→ INSTRUCTIONS TO FOLLOW:
Across these entries, report how many lines include the string "header", with nothing but the number.

○ ○ ○ ○ ○ ○ ○

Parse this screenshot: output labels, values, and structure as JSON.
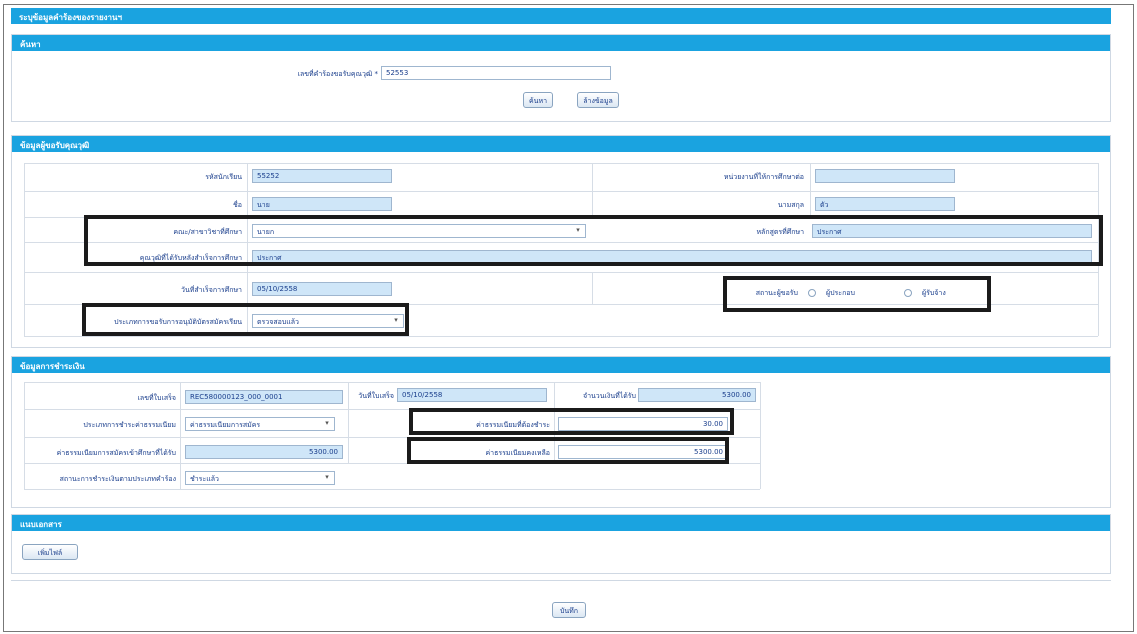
{
  "window": {
    "title": "ระบุข้อมูลคำร้องของรายงานฯ"
  },
  "search_section": {
    "header": "ค้นหา",
    "doc_label": "เลขที่คำร้องขอรับคุณวุฒิ *",
    "doc_value": "52553",
    "search_button": "ค้นหา",
    "clear_button": "ล้างข้อมูล"
  },
  "applicant_section": {
    "header": "ข้อมูลผู้ขอรับคุณวุฒิ",
    "student_id_label": "รหัสนักเรียน",
    "student_id_value": "55252",
    "right_label_1": "หน่วยงานที่ให้การศึกษาต่อ",
    "right_value_1": "",
    "name_label": "ชื่อ",
    "name_value": "นาย",
    "surname_label": "นามสกุล",
    "surname_value": "ตัว",
    "faculty_label": "คณะ/สาขาวิชาที่ศึกษา",
    "faculty_value": "นายก",
    "program_label": "หลักสูตรที่ศึกษา",
    "program_value": "ประกาศ",
    "degree_label": "คุณวุฒิที่ได้รับหลังสำเร็จการศึกษา",
    "degree_value": "ประกาศ",
    "date_label": "วันที่สำเร็จการศึกษา",
    "date_value": "05/10/2558",
    "status_label": "สถานะผู้ขอรับ",
    "status_option_1": "ผู้ประกอบ",
    "status_option_2": "ผู้รับจ้าง",
    "approval_label": "ประเภทการขอรับการอนุมัติบัตรสมัครเรียน",
    "approval_value": "ตรวจสอบแล้ว"
  },
  "fee_section": {
    "header": "ข้อมูลการชำระเงิน",
    "receipt_no_label": "เลขที่ใบเสร็จ",
    "receipt_no_value": "REC580000123_000_0001",
    "receipt_date_label": "วันที่ใบเสร็จ",
    "receipt_date_value": "05/10/2558",
    "total_label": "จำนวนเงินที่ได้รับ",
    "total_value": "5300.00",
    "fee_type_label": "ประเภทการชำระค่าธรรมเนียม",
    "fee_type_value": "ค่าธรรมเนียมการสมัคร",
    "fee_paid_label": "ค่าธรรมเนียมที่ต้องชำระ",
    "fee_paid_value": "30.00",
    "fee_amount_label": "ค่าธรรมเนียมการสมัครเข้าศึกษาที่ได้รับ",
    "fee_amount_value": "5300.00",
    "remaining_label": "ค่าธรรมเนียมคงเหลือ",
    "remaining_value": "5300.00",
    "payment_status_label": "สถานะการชำระเงินตามประเภทคำร้อง",
    "payment_status_value": "ชำระแล้ว"
  },
  "attachments_section": {
    "header": "แนบเอกสาร",
    "add_button": "เพิ่มไฟล์"
  },
  "footer": {
    "save_button": "บันทึก"
  }
}
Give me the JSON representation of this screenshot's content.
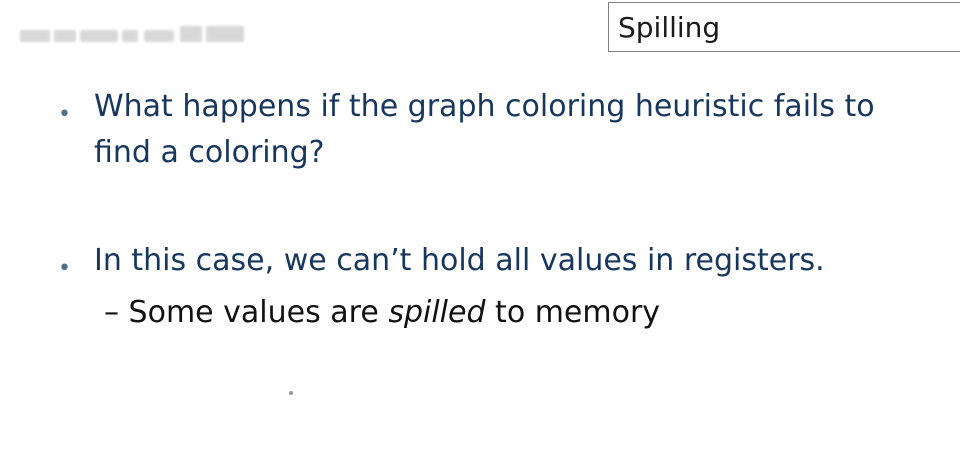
{
  "slide": {
    "title": "Spilling",
    "bullets": [
      {
        "text": "What happens if the graph coloring heuristic fails to find a coloring?"
      },
      {
        "text": "In this case, we can’t hold all values in registers."
      }
    ],
    "sub_bullet": {
      "dash": "–",
      "before": "Some values are ",
      "emphasis": "spilled",
      "after": " to memory"
    },
    "bullet_glyph": "•",
    "colors": {
      "bullet_text": "#17375e",
      "sub_text": "#111111",
      "title_border": "#7f7f7f"
    }
  }
}
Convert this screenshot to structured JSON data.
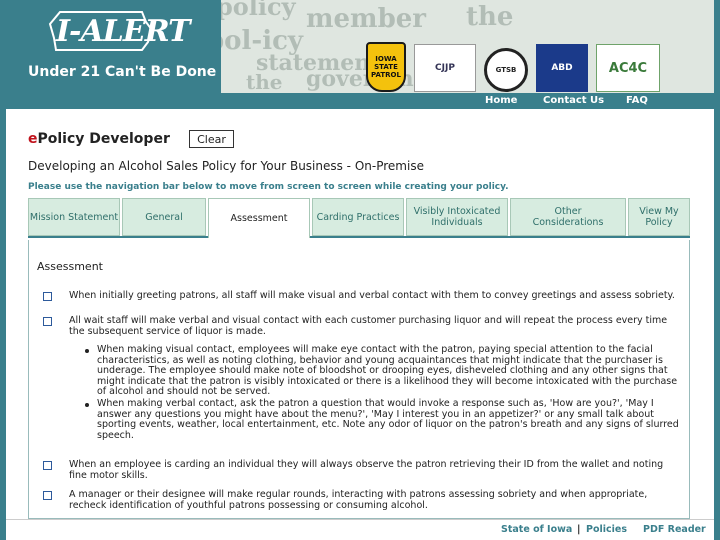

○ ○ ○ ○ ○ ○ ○

→ RESULT:
4